As these instruments only go so far, and the imperative to act on delivering on promises remains with the State, the citizens of many African countries remain on the loosing end of these empty promises, with majority of people unable to access comprehensive and life-saving healthcare because they simply cannot either afford or get to the place where these services are offered. Human rights defenders who challenge States and hold them accountable for the promises made are often subjected to targeted violence and silencing.
Through sharing and conversations over four days, activists from Southern and East Africa came together to help shape work and demands we need to make in order to make access real for all people, everywhere in Southern Africa. The conversation on access to healthcare covers the many ways in which access is enabled and disabled. Activists took the four days to raise various issues around working together to demand, not only the best kind of access and availability to healthcare for Key Populations, but for all people.
Dawn Cavanagh, Director of the Coalition of African Lesbians helped articulate why it is important for even people perceived to be marginalised to demand for widespread access and availability of heath care and healthcare services.

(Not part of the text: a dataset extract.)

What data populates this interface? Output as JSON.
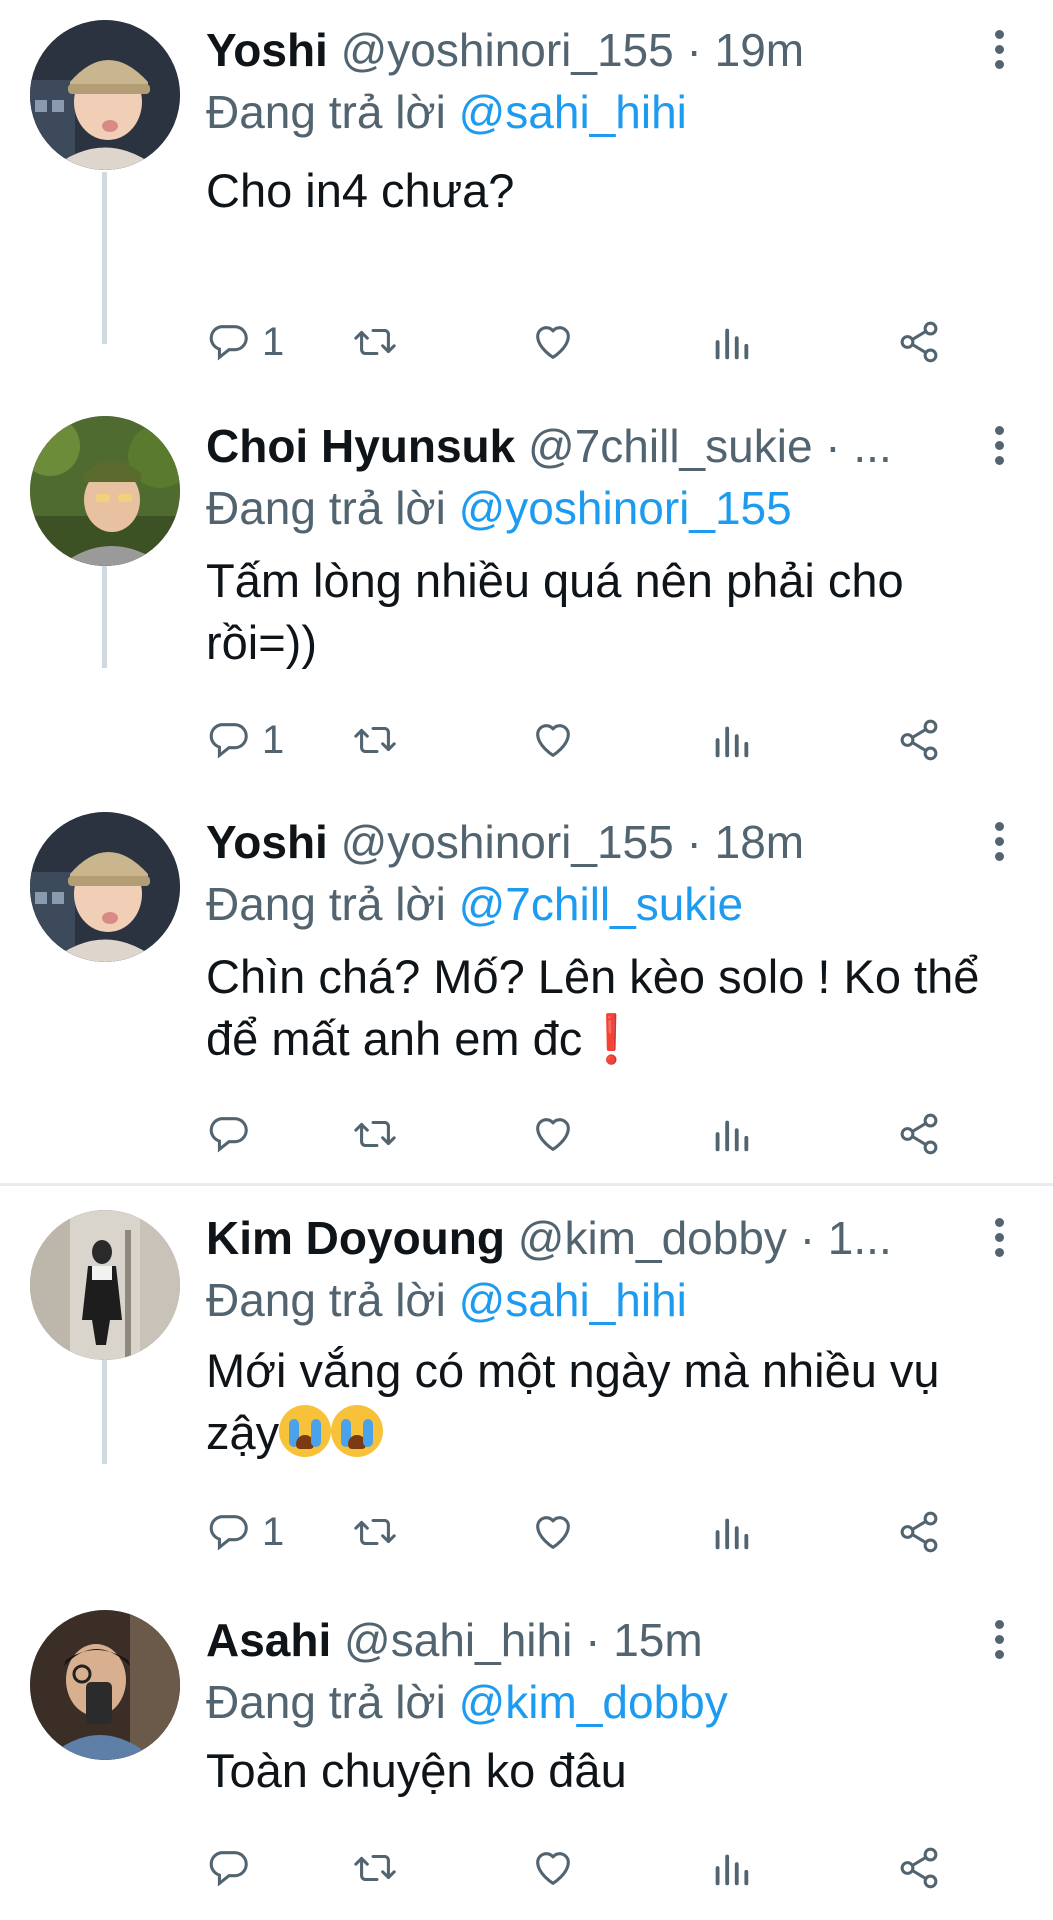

As much as there are queer people, trans* people, and the diversity of people who are non-conforming to the heteronorm, a call for recognition of bodies and bodily autonomy should underpin our demands for access to comprehensive access to healthcare. Our bodies, as poor bodies, and women’s bodies and Black bodies are all affected by limited and denied access to healthcare. Whether it is by pricing medical care away from people that cannot afford it, or if it’s State sanctioned policies and guidelines that refuse to acknowledge lived realities and existing situations for the majority of people, access remains a big barrier to the attaining of comprehensive and necessary healthcare.
In calling for guaranteed and consistent access to healthcare for all, conversations about what impediments exist and under what contexts were had by the activists present. Over and again, it emerged that the various oppressions and injustices that necessitate civil society action and dissent are the same issues that create these barriers to healthcare. Because these issues intersect, a call for access to health cannot be voiced without an interrogation of poverty and what systems prevent people living in poverty from accessing healthcare. These same interrogations have to be made for the range of social justice and equality issues and what root causes exist and how to expose these root causes and disrupt and dismantle systems which then address issues of access for majority of people.
Through various health and socio-economic crises, civil society organisations, movements and communities have been able to mobilise people, services and resources that create bridges to accessing healthcare for people. From Home Based Care volunteers for people living with the complications of HIV and Aids, to community caregivers for ebola outbreaks over the years, people have shown that making access to healthcare real for all is possible. But these kinds of efforts need resources by way of people and finances that only go so far. Civil Society can only build so many bridges and part of the efforts should also be used to compel States to deliver on promises made to it’s people.
As activists continue discussing and interrogating how to frame and propose these demands, in this space and beyond, we also dig deeper and ask questions about this work. Questions about the language of groups like Key Populations and Men who have Sex with Men (MSM). We have to keep questioning the language, approach and intention of the work that we do, so that longer lasting solutions to the deeper problems are found.